- Required work: Write all entries out exactly, images excluded.

- Exercise material:

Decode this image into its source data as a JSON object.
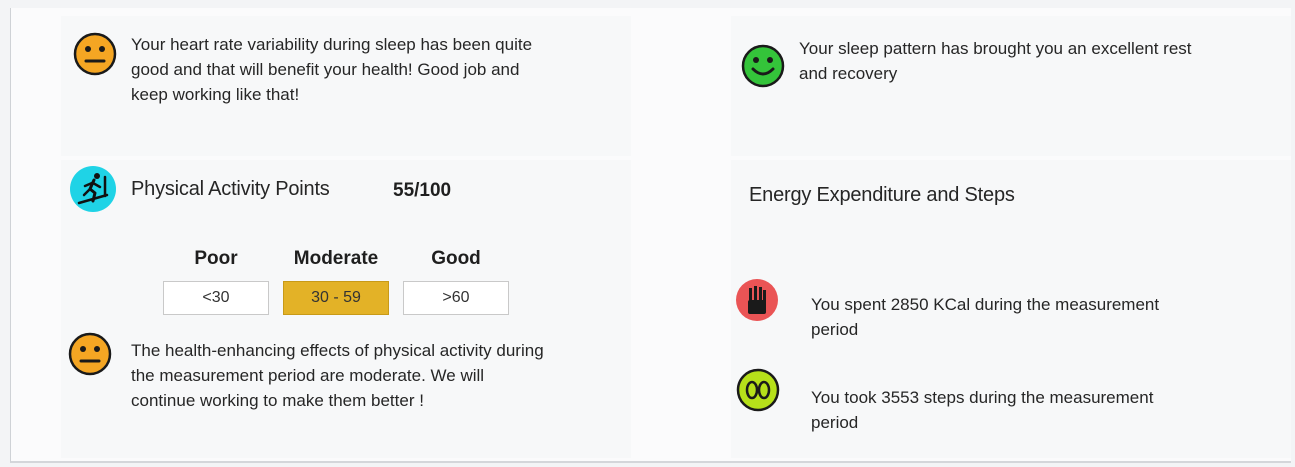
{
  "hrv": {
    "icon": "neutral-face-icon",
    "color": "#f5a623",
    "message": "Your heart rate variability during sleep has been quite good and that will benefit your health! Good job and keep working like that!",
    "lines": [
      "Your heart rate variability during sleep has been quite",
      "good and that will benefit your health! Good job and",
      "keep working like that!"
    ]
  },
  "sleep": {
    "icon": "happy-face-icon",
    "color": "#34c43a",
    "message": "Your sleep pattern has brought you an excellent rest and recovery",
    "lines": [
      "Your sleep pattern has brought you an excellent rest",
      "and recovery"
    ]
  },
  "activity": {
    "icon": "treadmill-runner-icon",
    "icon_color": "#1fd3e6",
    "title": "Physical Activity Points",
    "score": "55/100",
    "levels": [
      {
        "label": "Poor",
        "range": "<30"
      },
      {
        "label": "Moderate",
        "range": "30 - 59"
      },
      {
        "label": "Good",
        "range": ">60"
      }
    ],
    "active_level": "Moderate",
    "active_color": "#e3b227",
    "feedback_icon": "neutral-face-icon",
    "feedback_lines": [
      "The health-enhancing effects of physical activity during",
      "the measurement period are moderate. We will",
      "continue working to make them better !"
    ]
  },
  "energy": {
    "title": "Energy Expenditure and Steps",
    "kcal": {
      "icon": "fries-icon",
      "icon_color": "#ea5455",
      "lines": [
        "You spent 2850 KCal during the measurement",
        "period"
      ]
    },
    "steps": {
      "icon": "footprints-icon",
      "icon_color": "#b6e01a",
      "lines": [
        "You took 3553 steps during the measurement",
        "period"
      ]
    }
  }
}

- Exercise output:
Decode this image into its source data as a JSON object.
{
  "hrv": {
    "icon": "neutral-face-icon",
    "color": "#f5a623",
    "message": "Your heart rate variability during sleep has been quite good and that will benefit your health! Good job and keep working like that!",
    "lines": [
      "Your heart rate variability during sleep has been quite",
      "good and that will benefit your health! Good job and",
      "keep working like that!"
    ]
  },
  "sleep": {
    "icon": "happy-face-icon",
    "color": "#34c43a",
    "message": "Your sleep pattern has brought you an excellent rest and recovery",
    "lines": [
      "Your sleep pattern has brought you an excellent rest",
      "and recovery"
    ]
  },
  "activity": {
    "icon": "treadmill-runner-icon",
    "icon_color": "#1fd3e6",
    "title": "Physical Activity Points",
    "score": "55/100",
    "levels": [
      {
        "label": "Poor",
        "range": "<30"
      },
      {
        "label": "Moderate",
        "range": "30 - 59"
      },
      {
        "label": "Good",
        "range": ">60"
      }
    ],
    "active_level": "Moderate",
    "active_color": "#e3b227",
    "feedback_icon": "neutral-face-icon",
    "feedback_lines": [
      "The health-enhancing effects of physical activity during",
      "the measurement period are moderate. We will",
      "continue working to make them better !"
    ]
  },
  "energy": {
    "title": "Energy Expenditure and Steps",
    "kcal": {
      "icon": "fries-icon",
      "icon_color": "#ea5455",
      "lines": [
        "You spent 2850 KCal during the measurement",
        "period"
      ]
    },
    "steps": {
      "icon": "footprints-icon",
      "icon_color": "#b6e01a",
      "lines": [
        "You took 3553 steps during the measurement",
        "period"
      ]
    }
  }
}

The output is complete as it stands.